What lines below mention the word "exploitation"? Copy each one.

:: Data supplied

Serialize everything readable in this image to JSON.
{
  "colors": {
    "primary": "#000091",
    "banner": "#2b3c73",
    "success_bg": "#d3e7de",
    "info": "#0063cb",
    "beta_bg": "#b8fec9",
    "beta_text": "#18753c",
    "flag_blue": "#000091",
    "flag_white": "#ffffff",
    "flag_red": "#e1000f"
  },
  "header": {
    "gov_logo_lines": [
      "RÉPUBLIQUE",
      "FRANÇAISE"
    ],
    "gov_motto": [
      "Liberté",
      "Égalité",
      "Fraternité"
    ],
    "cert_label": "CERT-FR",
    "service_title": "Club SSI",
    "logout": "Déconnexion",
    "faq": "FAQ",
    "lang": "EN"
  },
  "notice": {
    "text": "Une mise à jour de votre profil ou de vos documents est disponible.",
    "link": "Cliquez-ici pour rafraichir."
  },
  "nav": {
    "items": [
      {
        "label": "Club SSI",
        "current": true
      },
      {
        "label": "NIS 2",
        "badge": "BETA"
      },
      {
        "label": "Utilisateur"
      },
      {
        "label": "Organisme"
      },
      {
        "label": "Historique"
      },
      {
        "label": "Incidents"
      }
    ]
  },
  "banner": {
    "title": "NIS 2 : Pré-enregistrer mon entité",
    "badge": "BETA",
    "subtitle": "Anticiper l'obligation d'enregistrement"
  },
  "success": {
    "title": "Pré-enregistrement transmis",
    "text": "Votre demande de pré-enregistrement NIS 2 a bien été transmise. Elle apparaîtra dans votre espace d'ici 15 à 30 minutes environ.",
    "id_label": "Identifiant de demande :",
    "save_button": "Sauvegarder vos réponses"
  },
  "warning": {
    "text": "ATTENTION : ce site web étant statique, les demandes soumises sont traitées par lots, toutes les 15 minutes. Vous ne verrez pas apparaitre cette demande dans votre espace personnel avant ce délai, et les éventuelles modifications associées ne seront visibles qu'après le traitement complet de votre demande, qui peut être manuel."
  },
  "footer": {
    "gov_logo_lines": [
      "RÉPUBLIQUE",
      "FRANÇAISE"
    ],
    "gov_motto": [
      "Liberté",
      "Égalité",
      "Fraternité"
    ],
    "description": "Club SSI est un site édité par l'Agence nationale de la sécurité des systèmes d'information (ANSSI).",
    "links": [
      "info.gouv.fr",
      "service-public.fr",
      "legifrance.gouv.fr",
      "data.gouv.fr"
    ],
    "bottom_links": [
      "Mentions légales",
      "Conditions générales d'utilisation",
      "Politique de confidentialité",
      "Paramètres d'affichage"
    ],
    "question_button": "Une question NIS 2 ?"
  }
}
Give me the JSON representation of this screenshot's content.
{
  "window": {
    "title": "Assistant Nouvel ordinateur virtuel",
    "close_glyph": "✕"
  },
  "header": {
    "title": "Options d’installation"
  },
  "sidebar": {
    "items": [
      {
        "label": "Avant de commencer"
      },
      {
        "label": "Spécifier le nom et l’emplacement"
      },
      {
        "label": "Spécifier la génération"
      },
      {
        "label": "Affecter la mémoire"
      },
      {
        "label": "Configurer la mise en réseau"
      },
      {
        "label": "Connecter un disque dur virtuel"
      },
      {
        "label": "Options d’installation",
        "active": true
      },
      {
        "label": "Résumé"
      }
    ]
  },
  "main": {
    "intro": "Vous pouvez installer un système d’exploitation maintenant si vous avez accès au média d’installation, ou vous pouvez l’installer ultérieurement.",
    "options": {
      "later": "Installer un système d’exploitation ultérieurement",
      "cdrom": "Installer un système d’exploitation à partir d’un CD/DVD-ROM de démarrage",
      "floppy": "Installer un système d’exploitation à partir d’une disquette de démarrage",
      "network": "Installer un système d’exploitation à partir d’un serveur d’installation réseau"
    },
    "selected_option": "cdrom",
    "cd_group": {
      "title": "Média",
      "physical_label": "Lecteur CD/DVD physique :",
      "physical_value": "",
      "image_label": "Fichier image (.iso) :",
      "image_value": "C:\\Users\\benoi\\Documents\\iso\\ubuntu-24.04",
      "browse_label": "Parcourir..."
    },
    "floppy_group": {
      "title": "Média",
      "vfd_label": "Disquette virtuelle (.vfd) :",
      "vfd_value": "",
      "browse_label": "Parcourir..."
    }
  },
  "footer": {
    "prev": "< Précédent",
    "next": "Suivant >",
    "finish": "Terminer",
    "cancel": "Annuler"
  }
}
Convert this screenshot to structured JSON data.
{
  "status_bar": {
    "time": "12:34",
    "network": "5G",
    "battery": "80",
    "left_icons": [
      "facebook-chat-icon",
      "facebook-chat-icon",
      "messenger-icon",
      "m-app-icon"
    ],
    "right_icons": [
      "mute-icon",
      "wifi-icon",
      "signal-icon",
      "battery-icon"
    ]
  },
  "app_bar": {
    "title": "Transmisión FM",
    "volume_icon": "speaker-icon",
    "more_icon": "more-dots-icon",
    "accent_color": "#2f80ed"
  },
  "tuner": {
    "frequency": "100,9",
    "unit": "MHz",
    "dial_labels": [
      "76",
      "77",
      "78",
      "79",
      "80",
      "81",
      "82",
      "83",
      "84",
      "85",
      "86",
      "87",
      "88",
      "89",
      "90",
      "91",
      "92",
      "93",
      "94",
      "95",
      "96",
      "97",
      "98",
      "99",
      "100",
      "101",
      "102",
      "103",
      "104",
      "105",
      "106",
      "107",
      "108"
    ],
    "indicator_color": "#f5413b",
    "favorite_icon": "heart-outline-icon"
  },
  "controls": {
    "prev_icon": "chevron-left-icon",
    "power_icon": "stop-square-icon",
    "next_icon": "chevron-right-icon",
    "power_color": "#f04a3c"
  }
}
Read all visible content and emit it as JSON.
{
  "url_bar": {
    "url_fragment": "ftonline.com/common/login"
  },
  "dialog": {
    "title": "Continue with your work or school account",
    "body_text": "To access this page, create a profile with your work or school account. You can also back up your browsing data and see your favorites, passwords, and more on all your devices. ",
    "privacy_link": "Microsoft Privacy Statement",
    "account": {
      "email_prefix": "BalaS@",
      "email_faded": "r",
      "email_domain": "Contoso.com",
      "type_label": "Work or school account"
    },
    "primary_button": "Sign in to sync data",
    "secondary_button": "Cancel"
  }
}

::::

=== Output for this exercise ===
    "intro": "Vous pouvez installer un système d’exploitation maintenant si vous avez accès au média d’installation, ou vous pouvez l’installer ultérieurement.",
      "later": "Installer un système d’exploitation ultérieurement",
      "cdrom": "Installer un système d’exploitation à partir d’un CD/DVD-ROM de démarrage",
      "floppy": "Installer un système d’exploitation à partir d’une disquette de démarrage",
      "network": "Installer un système d’exploitation à partir d’un serveur d’installation réseau"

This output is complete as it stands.